That’s it. All he could find was a total of 34 minutes of writing time per day, split into two 17-minute sessions.

He decided not to wish for ideal circumstances and wait. Instead, he decided to write. And day after day, he drove to the graveyard and wrote.

“After three years,” he said, “I had 22 notebooks, filled.”

In those twice-a-day 17-minute writing sessions, he crafted the beginning, middle, and end of a novel that would become The House of Sand and Fog, the novel that put him on the map.

“So at the height of our young, struggling family life, I was able to write an entire novel,” he said. “Anyone can do it. You don’t need all day.”

Audit Your Schedule: Where, When, How Long, How Often

Audit your current schedule. Find a time, no matter how tiny, you can commit to becoming your writing session.

Figure out where you’re going to write, when you’re going to write, how long and how often.

Where? Find your parking lot or your graveyard. Maybe it’s a back porch or a cafe or a library.

When? Carve out your lunch hour to create or write before heading off to work all day.

How long? Will it be 30 minutes on that lunch break? Seventeen minutes before you head to work? Can you find an hour slot in the evening when you’re currently watching a TV show?

How often or how frequently will you pull it off? Will you write every day of the work week? Or are your weekends more free and every Saturday you can commit to a writing session?

Find where you’re going to write, when you’re going to write, how long and how often.

Then do it.

To write when you work full time, you embrace the limitations and stop looking at the time not available and find time that is available.

Do an audit of your weekly schedule, find some bits and snatches—if you’re lucky, you’ll find a chunk of time here and there.

Devote those time slots to writing.

Two-Month Experiment

Try it for two months. When you first begin, it’ll feel like the entire universe is conspiring to keep you from getting to the library with your notebook and pen.

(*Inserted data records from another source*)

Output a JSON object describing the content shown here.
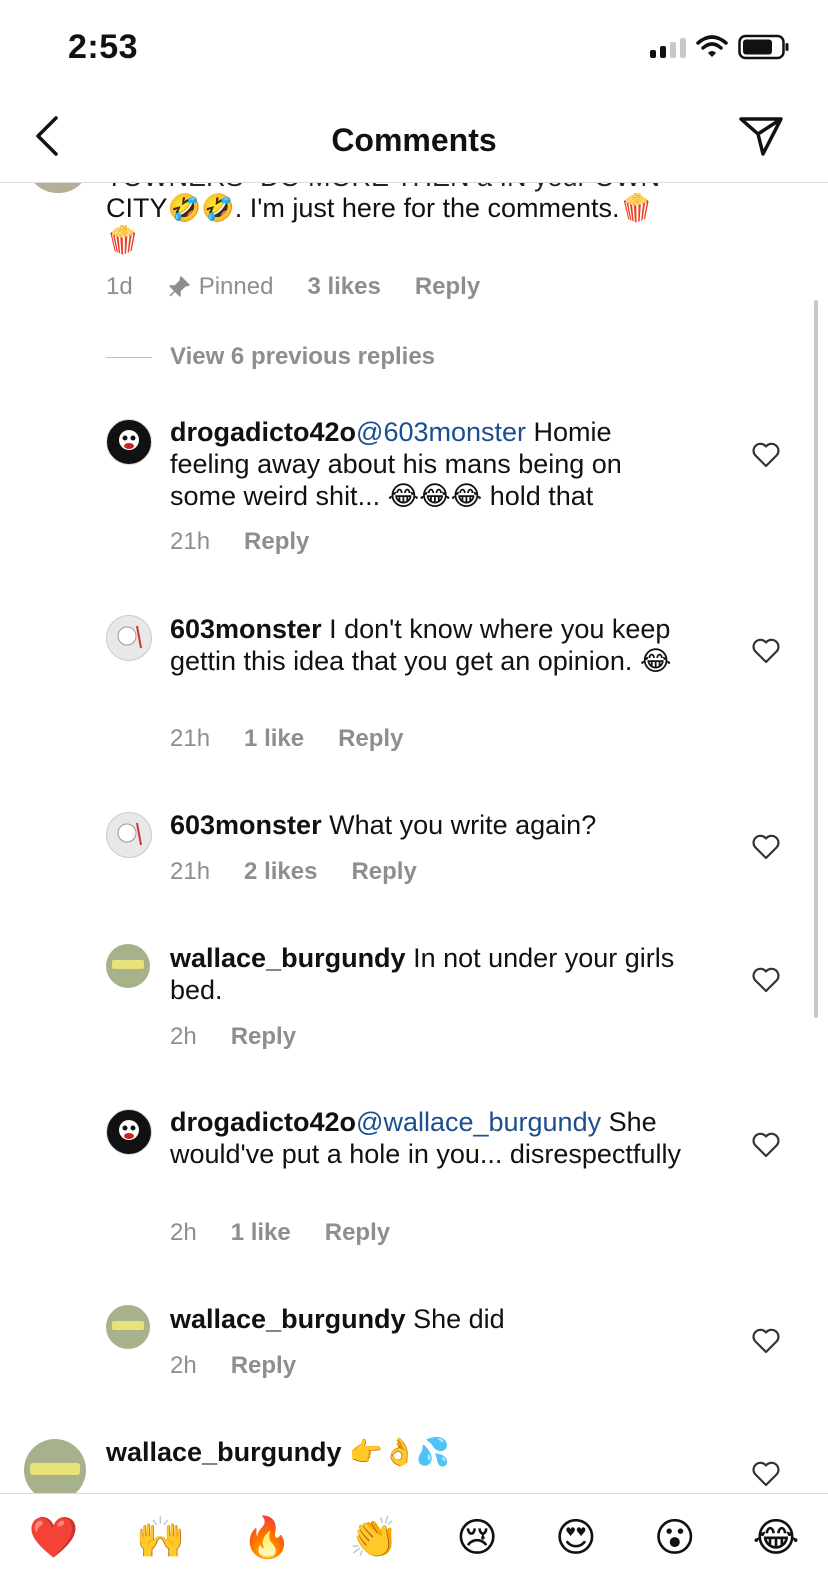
{
  "status_bar": {
    "time": "2:53"
  },
  "header": {
    "title": "Comments"
  },
  "top_comment": {
    "line_cut": "TOWNERS- DO MORE THEN a IN your OWN",
    "line2": "CITY🤣🤣. I'm just here for the comments.🍿",
    "line3": "🍿",
    "meta": {
      "time": "1d",
      "pinned": "Pinned",
      "likes": "3 likes",
      "reply": "Reply"
    }
  },
  "view_previous": "View 6 previous replies",
  "replies": [
    {
      "username": "drogadicto42o",
      "mention": "@603monster",
      "text": " Homie feeling away about his mans being on some weird shit... 😂😂😂 hold that",
      "time": "21h",
      "likes": "",
      "reply": "Reply"
    },
    {
      "username": "603monster",
      "mention": "",
      "text": " I don't know where you keep gettin this idea that you get an opinion. 😂",
      "time": "21h",
      "likes": "1 like",
      "reply": "Reply"
    },
    {
      "username": "603monster",
      "mention": "",
      "text": " What you write again?",
      "time": "21h",
      "likes": "2 likes",
      "reply": "Reply"
    },
    {
      "username": "wallace_burgundy",
      "mention": "",
      "text": " In not under your girls bed.",
      "time": "2h",
      "likes": "",
      "reply": "Reply"
    },
    {
      "username": "drogadicto42o",
      "mention": "@wallace_burgundy",
      "text": " She would've put a hole in you... disrespectfully",
      "time": "2h",
      "likes": "1 like",
      "reply": "Reply"
    },
    {
      "username": "wallace_burgundy",
      "mention": "",
      "text": " She did",
      "time": "2h",
      "likes": "",
      "reply": "Reply"
    }
  ],
  "bottom_comment": {
    "username": "wallace_burgundy",
    "text": " 👉👌💦"
  },
  "emoji_bar": [
    "❤️",
    "🙌",
    "🔥",
    "👏",
    "😢",
    "😍",
    "😮",
    "😂"
  ],
  "icons": {
    "back": "chevron-left-icon",
    "send": "paper-plane-icon",
    "like": "heart-outline-icon",
    "pin": "pin-icon"
  }
}
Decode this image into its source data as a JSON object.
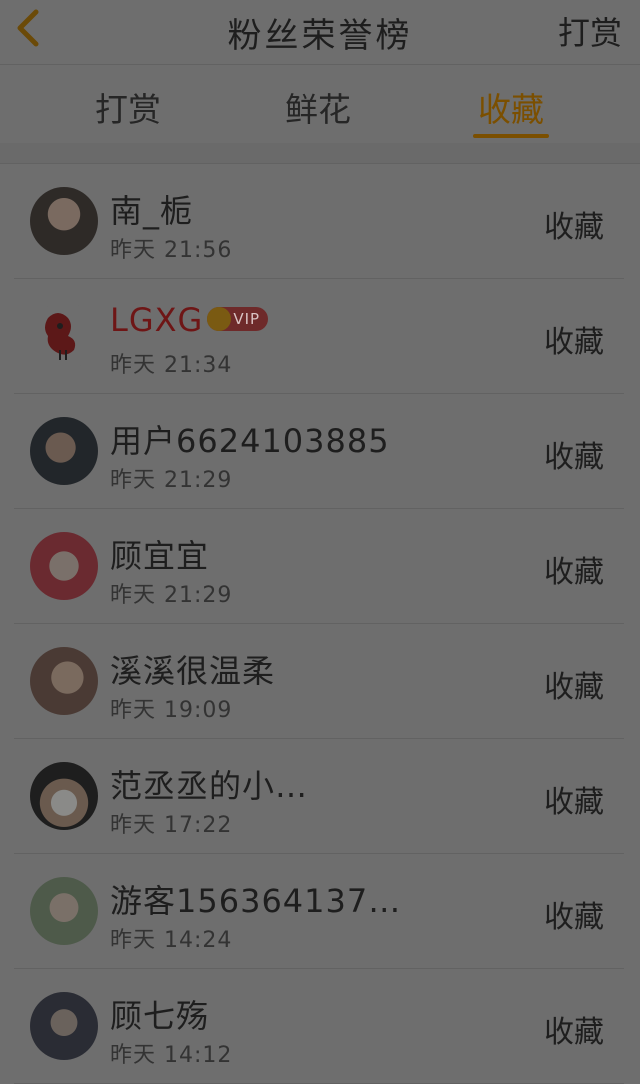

Eventually, though, the universe will adjust. And most Saturdays when you get to your cubicle in the back, over by the biographies, where it’s quiet, you’ll be able to write. Whether it’s ten minutes, two hours, or an entire morning, you’ll write.

Do that as often as possible, and you will be a writer. You will chip away at your work in progress. You will sound your yawp over the roofs of the world.

You must write. No more waiting.

There’s a writer in you ready to yawp, and you know it. So don’t wait. You must write.

Source:annkroeker.com

Visit us at First Edition Design Publishing

4 thoughts on “How to Write When You Work Full Time

  1. M.L. Davis

    Great post! I work full time and study uni part time, so it’s taken me a while to get a solid balance that allows me to write too. Writing is my passion, and luckily I’ve found ways to fit it in. Your post is super helpful with great tips 😀

    Reply

Leave a Reply

Please log in using one of these methods to post your comment:

WordPress.com Logo

You are commenting using your WordPress.com account. Log Out /  Change )

Google+ photo

You are commenting using your Google+ account. Log Out /  Change )

Twitter picture

You are commenting using your Twitter account. Log Out /  Change )

Facebook photo

You are commenting using your Facebook account. Log Out /  Change )

Connecting to %s